[Stored entries]
- - - - -

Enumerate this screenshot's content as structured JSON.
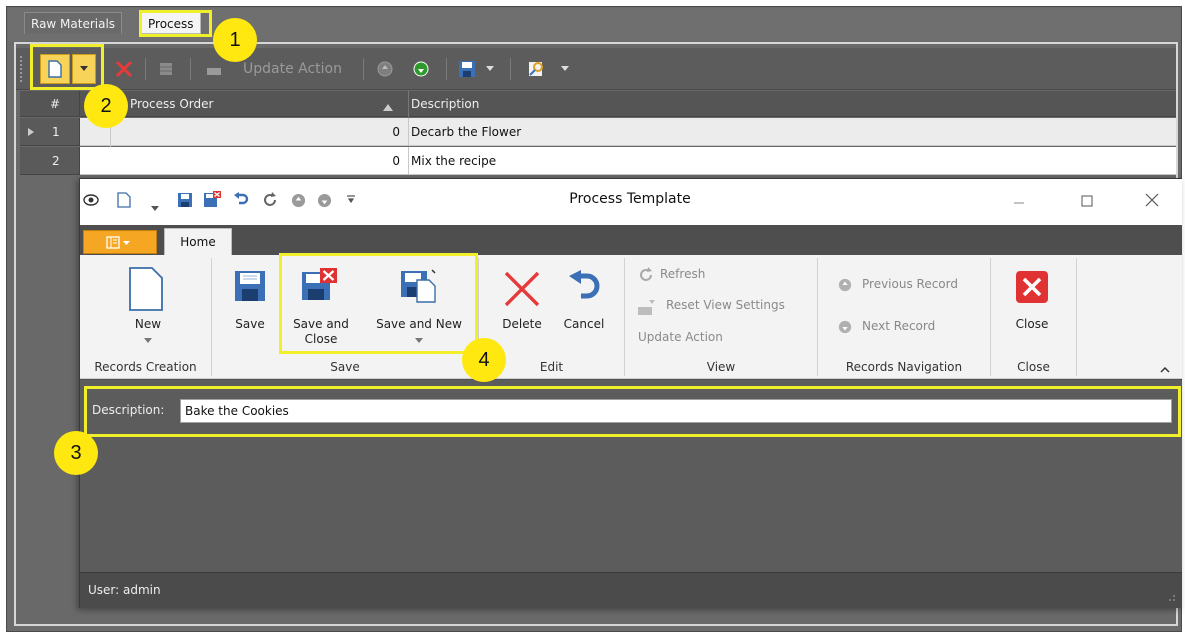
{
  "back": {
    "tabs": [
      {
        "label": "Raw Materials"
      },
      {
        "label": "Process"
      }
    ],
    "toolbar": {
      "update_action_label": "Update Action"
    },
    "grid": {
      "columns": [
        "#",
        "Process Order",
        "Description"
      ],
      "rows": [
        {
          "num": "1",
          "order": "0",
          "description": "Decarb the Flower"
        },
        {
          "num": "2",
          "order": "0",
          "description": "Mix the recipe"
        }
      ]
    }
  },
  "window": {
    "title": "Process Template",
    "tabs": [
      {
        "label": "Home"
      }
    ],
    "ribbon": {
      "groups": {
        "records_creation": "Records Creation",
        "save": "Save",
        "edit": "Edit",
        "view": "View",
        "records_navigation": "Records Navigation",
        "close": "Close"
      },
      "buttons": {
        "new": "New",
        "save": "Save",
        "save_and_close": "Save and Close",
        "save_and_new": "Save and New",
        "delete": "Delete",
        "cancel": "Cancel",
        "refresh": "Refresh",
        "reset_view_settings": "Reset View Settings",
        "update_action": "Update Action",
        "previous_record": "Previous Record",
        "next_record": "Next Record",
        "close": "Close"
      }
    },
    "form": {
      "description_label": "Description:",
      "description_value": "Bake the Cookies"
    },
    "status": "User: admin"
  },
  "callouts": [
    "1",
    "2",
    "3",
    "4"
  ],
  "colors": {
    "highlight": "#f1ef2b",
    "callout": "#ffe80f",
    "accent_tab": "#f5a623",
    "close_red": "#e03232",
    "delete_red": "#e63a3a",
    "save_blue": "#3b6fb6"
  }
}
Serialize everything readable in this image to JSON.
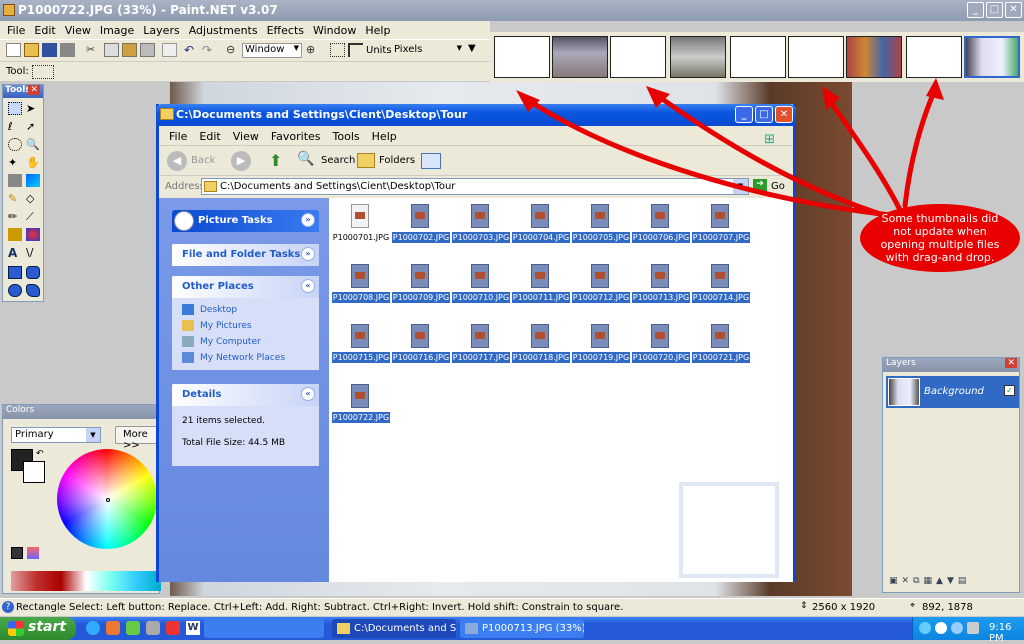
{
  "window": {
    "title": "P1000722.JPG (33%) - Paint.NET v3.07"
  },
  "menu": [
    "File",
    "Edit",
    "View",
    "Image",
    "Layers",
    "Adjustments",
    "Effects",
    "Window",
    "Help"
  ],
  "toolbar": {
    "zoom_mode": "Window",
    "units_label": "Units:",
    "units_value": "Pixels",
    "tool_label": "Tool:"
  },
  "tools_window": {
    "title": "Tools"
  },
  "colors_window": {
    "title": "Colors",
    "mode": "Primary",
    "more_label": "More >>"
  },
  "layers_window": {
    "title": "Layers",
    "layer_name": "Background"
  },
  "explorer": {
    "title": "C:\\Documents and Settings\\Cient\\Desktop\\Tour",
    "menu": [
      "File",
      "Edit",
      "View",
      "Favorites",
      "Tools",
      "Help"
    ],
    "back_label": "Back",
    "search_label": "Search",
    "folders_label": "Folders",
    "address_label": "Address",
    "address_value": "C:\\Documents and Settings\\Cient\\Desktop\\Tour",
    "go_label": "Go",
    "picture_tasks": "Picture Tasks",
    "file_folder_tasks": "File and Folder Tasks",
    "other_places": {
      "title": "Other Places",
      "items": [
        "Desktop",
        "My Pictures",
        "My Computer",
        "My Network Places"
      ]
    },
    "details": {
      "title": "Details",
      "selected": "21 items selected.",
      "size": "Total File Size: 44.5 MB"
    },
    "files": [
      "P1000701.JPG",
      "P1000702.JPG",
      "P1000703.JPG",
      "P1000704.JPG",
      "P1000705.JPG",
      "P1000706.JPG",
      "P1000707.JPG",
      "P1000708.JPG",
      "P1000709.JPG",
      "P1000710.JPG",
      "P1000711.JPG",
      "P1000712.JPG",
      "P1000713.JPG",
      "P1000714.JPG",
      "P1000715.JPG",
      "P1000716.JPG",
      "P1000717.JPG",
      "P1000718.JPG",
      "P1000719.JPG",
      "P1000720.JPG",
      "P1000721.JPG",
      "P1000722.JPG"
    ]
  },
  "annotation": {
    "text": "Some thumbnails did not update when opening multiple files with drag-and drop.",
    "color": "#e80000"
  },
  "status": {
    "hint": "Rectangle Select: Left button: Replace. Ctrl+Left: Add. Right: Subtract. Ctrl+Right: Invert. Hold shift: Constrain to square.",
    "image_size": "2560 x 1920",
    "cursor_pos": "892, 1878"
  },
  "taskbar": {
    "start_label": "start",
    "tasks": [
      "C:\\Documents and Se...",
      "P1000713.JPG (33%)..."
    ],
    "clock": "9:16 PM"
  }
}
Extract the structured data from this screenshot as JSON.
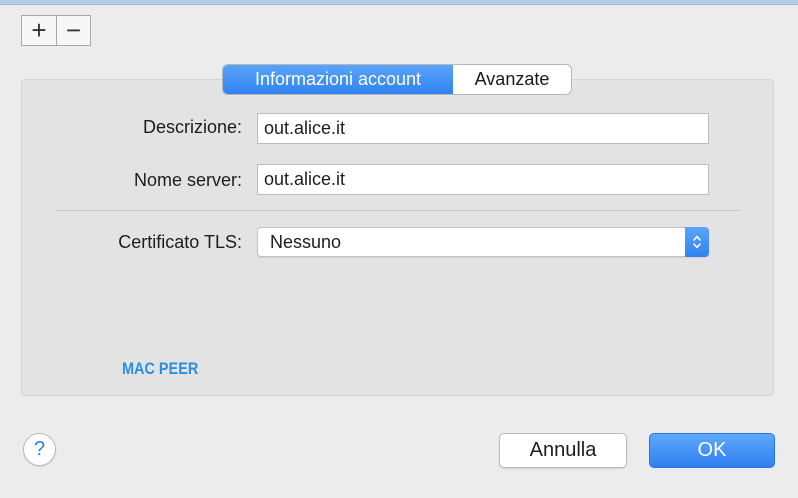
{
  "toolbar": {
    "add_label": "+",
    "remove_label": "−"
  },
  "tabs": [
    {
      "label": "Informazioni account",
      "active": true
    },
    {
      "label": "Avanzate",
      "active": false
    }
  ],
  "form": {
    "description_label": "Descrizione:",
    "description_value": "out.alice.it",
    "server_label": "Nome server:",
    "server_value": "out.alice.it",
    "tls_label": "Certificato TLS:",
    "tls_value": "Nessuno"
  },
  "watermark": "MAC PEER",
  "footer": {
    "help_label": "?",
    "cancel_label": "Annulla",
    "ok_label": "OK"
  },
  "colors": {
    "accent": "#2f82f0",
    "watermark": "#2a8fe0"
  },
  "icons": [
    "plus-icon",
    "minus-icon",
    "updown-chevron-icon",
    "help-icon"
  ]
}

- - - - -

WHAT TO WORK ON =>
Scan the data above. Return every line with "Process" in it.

WRITTEN RESPONSE =>
        "label": "Process"
        "Process Order",
    "title": "Process Template",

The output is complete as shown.